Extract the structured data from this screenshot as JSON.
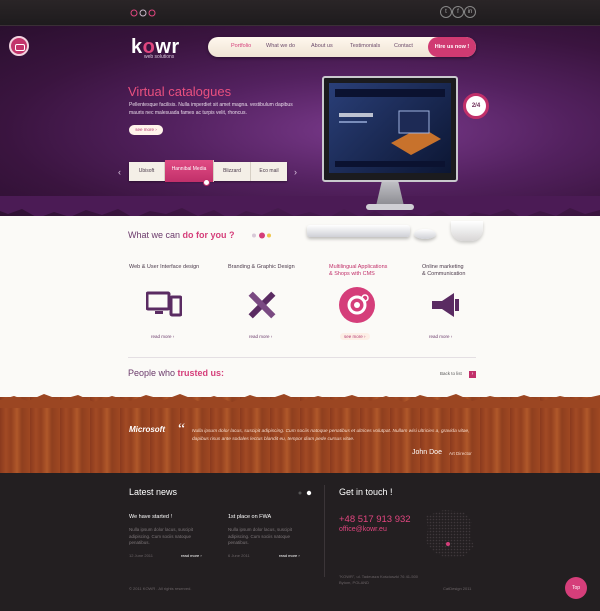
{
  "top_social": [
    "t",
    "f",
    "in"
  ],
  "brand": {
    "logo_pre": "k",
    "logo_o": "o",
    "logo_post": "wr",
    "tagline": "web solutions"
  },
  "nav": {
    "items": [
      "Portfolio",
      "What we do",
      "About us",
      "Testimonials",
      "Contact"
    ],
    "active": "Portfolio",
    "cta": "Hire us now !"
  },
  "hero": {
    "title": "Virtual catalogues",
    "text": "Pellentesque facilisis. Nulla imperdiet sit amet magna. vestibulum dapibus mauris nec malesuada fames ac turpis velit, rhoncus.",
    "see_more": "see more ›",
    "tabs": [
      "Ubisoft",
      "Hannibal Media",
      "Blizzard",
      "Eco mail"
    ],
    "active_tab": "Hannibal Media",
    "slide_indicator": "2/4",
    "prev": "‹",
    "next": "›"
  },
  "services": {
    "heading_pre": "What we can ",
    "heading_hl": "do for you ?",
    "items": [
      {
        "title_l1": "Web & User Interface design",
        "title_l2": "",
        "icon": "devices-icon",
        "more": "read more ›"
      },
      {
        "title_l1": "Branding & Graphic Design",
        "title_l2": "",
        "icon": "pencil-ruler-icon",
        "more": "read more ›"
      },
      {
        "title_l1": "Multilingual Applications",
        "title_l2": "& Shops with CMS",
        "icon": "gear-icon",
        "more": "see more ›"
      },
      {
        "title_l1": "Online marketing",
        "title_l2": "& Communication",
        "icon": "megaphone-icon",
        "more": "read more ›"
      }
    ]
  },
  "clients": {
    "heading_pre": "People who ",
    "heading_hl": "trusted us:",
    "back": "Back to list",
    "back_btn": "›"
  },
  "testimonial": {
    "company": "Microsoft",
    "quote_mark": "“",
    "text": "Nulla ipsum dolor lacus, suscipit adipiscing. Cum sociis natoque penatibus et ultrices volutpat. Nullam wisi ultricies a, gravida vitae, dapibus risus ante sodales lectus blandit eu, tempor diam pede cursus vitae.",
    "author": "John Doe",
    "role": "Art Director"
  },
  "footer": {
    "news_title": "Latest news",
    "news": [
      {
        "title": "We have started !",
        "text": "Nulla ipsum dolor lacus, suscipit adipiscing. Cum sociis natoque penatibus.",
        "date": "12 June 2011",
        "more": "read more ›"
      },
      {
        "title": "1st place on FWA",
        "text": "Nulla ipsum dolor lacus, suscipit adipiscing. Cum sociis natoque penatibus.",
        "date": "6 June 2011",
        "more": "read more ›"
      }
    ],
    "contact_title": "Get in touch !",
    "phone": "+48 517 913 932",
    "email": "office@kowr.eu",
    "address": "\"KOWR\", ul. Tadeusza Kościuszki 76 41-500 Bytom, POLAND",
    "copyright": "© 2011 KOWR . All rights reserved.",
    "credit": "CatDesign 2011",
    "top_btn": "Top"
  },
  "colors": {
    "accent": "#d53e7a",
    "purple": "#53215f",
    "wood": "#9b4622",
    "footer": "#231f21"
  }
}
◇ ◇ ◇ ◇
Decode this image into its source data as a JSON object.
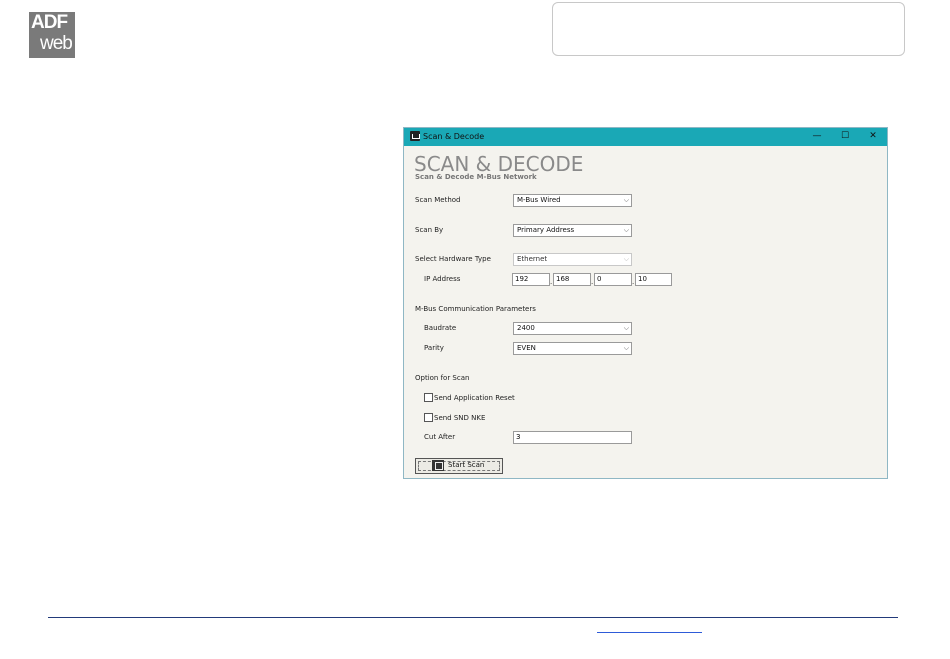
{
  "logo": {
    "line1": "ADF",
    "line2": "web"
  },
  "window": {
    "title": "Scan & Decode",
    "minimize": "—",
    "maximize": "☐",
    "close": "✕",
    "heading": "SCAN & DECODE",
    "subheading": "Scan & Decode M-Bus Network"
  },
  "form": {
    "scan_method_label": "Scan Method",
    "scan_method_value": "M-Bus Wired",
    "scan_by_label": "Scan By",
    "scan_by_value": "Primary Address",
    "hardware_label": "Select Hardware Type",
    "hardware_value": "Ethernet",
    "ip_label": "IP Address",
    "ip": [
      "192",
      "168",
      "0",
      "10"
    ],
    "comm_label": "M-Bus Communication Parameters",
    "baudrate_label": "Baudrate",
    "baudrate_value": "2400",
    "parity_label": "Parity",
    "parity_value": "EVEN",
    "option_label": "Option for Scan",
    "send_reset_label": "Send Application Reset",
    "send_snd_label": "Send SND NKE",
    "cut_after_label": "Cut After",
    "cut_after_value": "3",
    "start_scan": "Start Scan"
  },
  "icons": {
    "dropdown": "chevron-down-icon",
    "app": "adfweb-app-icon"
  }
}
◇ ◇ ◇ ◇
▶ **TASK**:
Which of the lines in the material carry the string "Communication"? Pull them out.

▶ **RESPONSE TO THIS TASK**:
        "title_l2": "& Communication",
    "comm_label": "M-Bus Communication Parameters",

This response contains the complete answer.